There are also sanitary napkins, tampons, wipes, bags, and cotton swabs. The filter tips of cigarettes will also change, and the fishing industry will also ban the use of plastic tools (according to Greenpeace, 640000 tons of fishing nets and tool plastic are discarded in the ocean every year, and in fact, they are the main culprits in destroying the ocean)


These products will be controlled through different measures, such as reducing their consumption and producers paying ‘pollution fees’.


Of course, such measures have also attracted criticism and controversy from many countries, as this move will also have a significant impact on 160000 jobs and the entire plastic industry in Italy.


And Italy is also making every effort to resist, in the past few hours, Roberto Cingolani, Minister of Ecological Transformation, attacked: “The EU’s definition of plastic ban is very strange. You can only use recyclable plastics and do not allow the use of biodegradable plastics. Our country is leading in the field of biodegradable plastics, but we cannot use them because there is a ridiculous directive that says’ only recyclable plastics can be used ‘.

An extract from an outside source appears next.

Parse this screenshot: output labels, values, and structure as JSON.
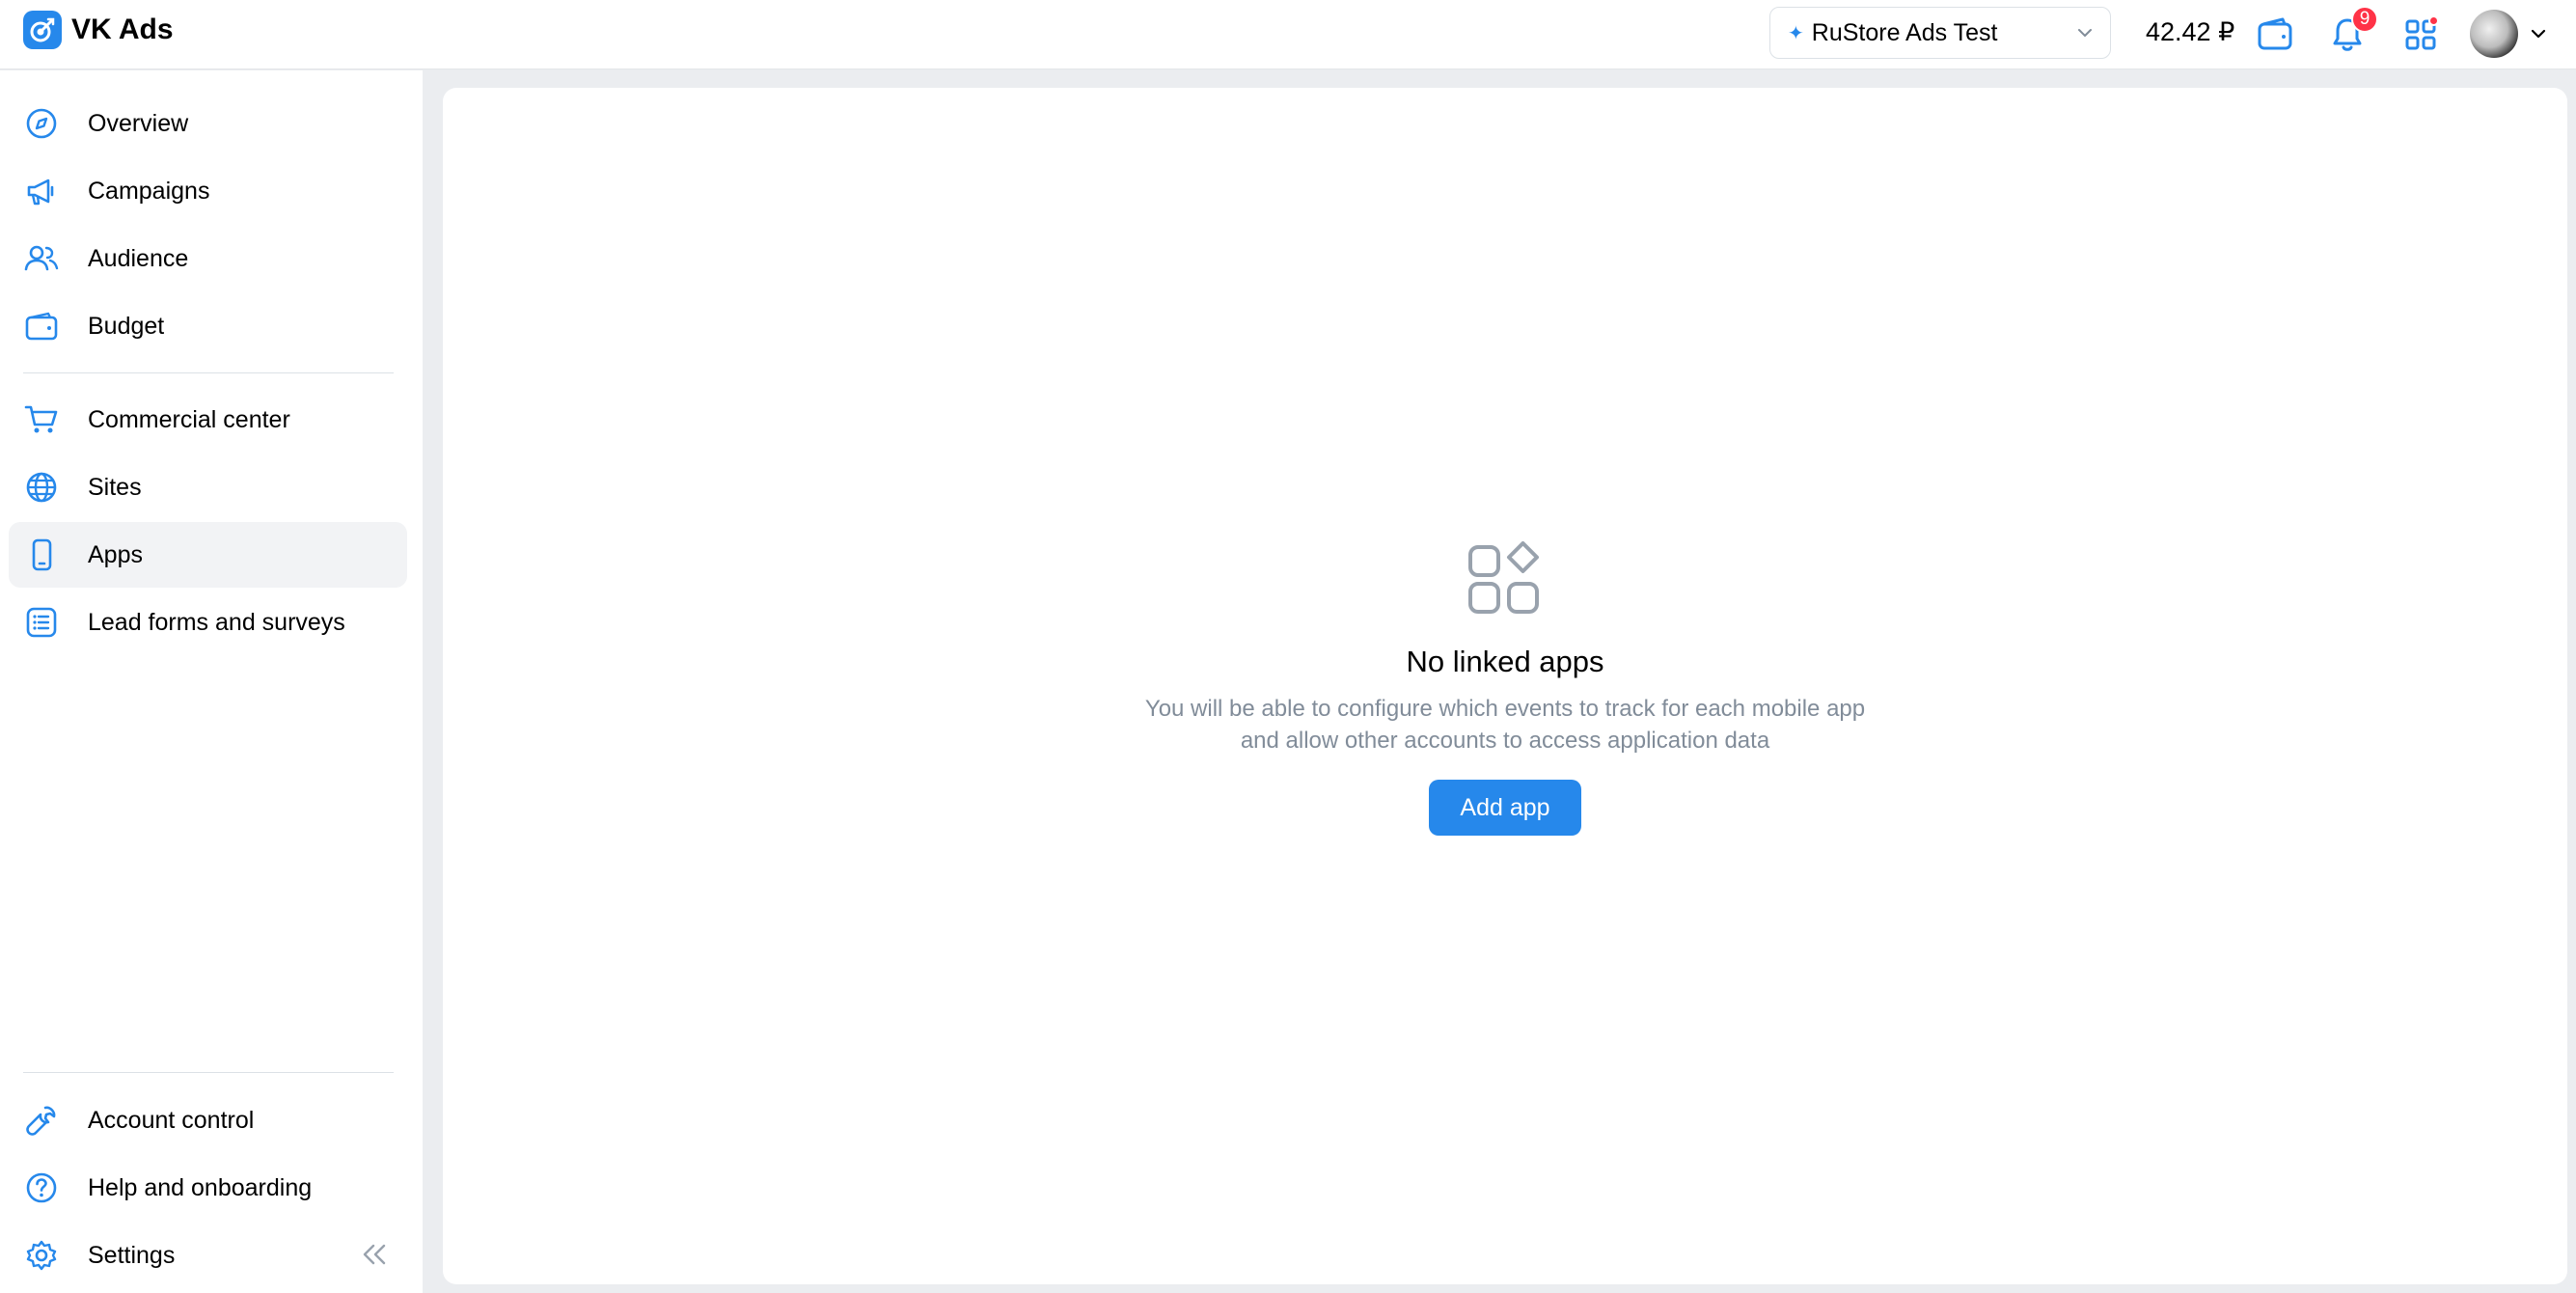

This may also affect the export of small goods from China. In the future, exporting plastic products to EU countries may be subject to restrictions and material requirements. The European Union does attach great importance to environmental protection, which is why there are so many famous beaches, beautiful and clear seas, and lush forests.


I don’t know if everyone has noticed, for example, fast food like McDonald’s has quietly replaced plastic straws and cup lids with paper lids and straw lids. Perhaps in the early stages of the implementation of the measures, people may not be accustomed to them, but gradually they will be accepted as the norm.


Review of EU plastic policy priorities and objectives:


Great changes are coming soon, but if we accept them, we can gain economic, environmental, and social benefits, and put Ireland at the forefront of a circular economy transformation.

1. Establish a closed-loop system to minimize the import and export volume of plastics


Previously, the usual treatment method for waste plastics in Europe was to transport them to China and other Asian countries, or small businesses in South America. And these small enterprises have very limited capacity to handle plastic, and ultimately the waste can only be abandoned or buried in rural areas, causing serious environmental pollution. Now, China has closed the door to “foreign waste”, which drives the European Union to strengthen its treatment of plastics.


2. Build more plastic backend processing infrastructure


3. Enhance plastic reduction at the source and promote recycling


Strengthening plastic reduction at the source should be the main direction of future plastic policies. To reduce the generation of waste, priority should be given to source reduction and reuse, while recycling should only be an “alternative plan”.


4. Improve product recyclability


The ‘alternative plan’ of recycling refers to the policy of encouraging manufacturers to improve the durability of their products and setting a minimum recycling content (i.e. the proportion of recyclable materials that a plastic packaging contains) in response to the unavoidable use of plastic. Here, ‘Green Public Procurement’ should become one of the important industry standards.


5. Discuss the possibility of levying a plastic tax


The European Union is currently discussing whether to levy a plastic tax, but whether its specific policies will be implemented is still uncertain.

Mr. Favoino also gave some EU plastic recycling rates: the global plastic recycling rate is only 15%, while in Europe it is 40% -50%.

This is thanks to the Extended Producer Responsibility (EPR) system established by the European Union, under which manufacturers are required to bear a portion of the recycling costs. However, even with such a system, only 50% of plastic packaging in Europe is recycled. So, the recycling of plastics is far from enough.


If no measures are taken according to current trends, global plastic production will double by 2050, and the weight of plastic in the ocean will exceed the total weight of fish.


Feel free to discuss with William : williamchan@yitolibrary.com


Post time: Oct-16-2023